▸ WHAT TO WORK ON: Start to finish, print the entries exactly, and carry none of the pictures over.

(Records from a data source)
○ ○ ○ ○ ○ ○ ○

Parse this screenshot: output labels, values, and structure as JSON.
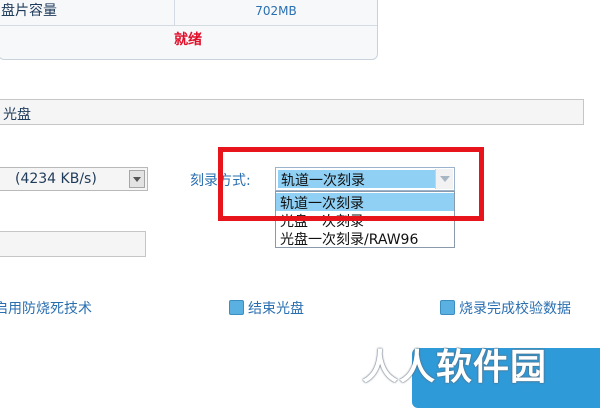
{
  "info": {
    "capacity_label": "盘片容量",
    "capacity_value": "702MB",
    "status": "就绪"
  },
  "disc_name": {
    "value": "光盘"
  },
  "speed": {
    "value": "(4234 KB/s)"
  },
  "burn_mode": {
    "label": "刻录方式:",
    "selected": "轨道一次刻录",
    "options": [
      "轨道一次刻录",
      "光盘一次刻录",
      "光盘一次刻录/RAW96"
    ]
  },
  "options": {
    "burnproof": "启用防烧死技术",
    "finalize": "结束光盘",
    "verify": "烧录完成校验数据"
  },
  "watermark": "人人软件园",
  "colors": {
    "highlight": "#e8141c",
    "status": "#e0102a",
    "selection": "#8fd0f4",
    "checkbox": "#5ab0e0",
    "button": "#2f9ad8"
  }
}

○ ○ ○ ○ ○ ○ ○

▸ ANSWER SECTION:
Parse this screenshot: output labels, values, and structure as JSON.
{
  "info": {
    "capacity_label": "盘片容量",
    "capacity_value": "702MB",
    "status": "就绪"
  },
  "disc_name": {
    "value": "光盘"
  },
  "speed": {
    "value": "(4234 KB/s)"
  },
  "burn_mode": {
    "label": "刻录方式:",
    "selected": "轨道一次刻录",
    "options": [
      "轨道一次刻录",
      "光盘一次刻录",
      "光盘一次刻录/RAW96"
    ]
  },
  "options": {
    "burnproof": "启用防烧死技术",
    "finalize": "结束光盘",
    "verify": "烧录完成校验数据"
  },
  "watermark": "人人软件园",
  "colors": {
    "highlight": "#e8141c",
    "status": "#e0102a",
    "selection": "#8fd0f4",
    "checkbox": "#5ab0e0",
    "button": "#2f9ad8"
  }
}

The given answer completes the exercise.